Author ORCID Identifier

Date Available


Year of Publication


Degree Name

Doctor of Philosophy (PhD)

Document Type

Doctoral Dissertation


Arts and Sciences



First Advisor

Dr. Eric Sanday

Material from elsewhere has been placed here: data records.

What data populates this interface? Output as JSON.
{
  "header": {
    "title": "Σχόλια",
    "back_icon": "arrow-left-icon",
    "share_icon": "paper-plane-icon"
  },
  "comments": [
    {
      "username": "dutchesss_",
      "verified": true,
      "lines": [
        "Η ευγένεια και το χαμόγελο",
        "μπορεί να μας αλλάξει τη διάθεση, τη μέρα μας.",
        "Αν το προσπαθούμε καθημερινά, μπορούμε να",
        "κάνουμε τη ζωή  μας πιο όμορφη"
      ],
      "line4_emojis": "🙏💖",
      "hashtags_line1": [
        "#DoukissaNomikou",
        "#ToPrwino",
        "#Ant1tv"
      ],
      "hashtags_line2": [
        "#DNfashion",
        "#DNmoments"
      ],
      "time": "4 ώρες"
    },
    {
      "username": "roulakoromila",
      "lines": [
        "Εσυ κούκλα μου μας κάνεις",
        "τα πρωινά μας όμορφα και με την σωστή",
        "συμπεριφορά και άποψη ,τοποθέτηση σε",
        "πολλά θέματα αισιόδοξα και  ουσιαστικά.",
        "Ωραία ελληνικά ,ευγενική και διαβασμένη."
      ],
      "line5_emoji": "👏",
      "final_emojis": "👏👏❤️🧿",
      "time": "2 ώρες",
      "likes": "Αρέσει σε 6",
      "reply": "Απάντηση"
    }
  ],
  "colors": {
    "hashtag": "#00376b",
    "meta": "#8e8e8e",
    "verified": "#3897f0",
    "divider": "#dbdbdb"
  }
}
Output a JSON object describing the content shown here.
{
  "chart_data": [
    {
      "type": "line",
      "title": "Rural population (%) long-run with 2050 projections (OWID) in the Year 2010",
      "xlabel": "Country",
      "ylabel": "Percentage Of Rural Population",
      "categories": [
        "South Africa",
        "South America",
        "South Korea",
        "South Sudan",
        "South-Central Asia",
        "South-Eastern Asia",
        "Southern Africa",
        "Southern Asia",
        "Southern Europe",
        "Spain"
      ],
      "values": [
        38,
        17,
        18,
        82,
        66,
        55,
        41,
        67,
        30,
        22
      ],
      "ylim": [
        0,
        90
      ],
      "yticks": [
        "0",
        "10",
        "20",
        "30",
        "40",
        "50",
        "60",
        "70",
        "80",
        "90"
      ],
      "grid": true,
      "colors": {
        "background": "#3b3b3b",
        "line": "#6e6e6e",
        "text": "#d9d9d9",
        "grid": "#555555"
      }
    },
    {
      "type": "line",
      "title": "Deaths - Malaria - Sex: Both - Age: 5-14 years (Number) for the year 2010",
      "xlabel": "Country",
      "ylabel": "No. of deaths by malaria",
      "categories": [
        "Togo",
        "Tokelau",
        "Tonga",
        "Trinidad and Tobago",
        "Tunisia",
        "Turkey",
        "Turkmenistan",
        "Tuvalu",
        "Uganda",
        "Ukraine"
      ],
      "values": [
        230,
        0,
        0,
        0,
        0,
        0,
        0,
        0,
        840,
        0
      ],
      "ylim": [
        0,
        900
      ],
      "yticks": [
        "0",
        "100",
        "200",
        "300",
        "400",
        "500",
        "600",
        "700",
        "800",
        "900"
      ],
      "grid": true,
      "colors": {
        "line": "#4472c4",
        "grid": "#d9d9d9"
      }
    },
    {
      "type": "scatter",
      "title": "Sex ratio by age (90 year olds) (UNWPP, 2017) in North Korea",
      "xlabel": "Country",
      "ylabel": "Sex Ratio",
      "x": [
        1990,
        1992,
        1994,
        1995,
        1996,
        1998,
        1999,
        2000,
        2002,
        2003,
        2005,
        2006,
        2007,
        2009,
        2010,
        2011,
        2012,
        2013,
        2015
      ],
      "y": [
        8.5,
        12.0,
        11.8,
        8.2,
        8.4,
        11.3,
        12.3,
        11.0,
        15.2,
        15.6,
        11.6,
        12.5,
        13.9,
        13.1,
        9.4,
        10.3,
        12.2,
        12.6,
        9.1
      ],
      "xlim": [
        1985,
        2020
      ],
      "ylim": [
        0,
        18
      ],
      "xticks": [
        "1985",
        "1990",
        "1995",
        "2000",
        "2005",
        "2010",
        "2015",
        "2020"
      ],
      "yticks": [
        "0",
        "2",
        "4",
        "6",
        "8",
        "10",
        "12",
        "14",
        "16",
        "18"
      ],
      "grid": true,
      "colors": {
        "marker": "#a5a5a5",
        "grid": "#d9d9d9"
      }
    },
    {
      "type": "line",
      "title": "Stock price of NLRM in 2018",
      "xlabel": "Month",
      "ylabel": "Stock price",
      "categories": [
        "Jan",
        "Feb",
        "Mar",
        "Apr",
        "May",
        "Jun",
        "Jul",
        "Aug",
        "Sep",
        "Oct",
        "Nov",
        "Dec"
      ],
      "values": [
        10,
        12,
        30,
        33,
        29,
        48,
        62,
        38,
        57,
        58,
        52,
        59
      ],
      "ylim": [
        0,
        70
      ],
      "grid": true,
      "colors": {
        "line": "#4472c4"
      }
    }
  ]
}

Being and Structure in Plato’s Sophist is a study of the metaphysical notion of being as it is at play in Plato’s dialogue the Sophist, and the senses in which Plato’s conception of being entails further accounts of ontological structure and goodness. While modern metaphysics primarily concerns existence, ancient metaphysics primarily concerns what grounds what, and in this dissertation I consider the nature and value of Plato’s understanding of being as a notion of ground rather than a principle of existence. I argue that Plato conceives of being in the fundamentally unified sense of participation, which entails a self-and-other and hence complex relation. For Plato, being must be understood in its context as one among many Platonic forms, or the network of mutually co-constitutive structures of determinacy that are the grounding stability necessary for the very possibilities of becoming, knowing, and discourse. I argue that Plato inherits his view in large part from Parmenides, and that the account in the Sophist makes explicit a previously implicit aspect of the Parmenidean tradition insofar as it involves a novel sense of nonbeing not as absolute nothingness, but instead as difference in the sense of constitutive and determinate otherness. I furthermore discuss the ways in which this account helps to show the connections between seemingly disparate elements of the dialogue like its dramatic setting, the method of division, and the discussion of the great ontological kinds. In this way, the dissertation entails a study of the entire dialogue and the interrelation of its parts, as well as its context among several other key Platonic and Parmenidean texts.

Digital Object Identifier (DOI)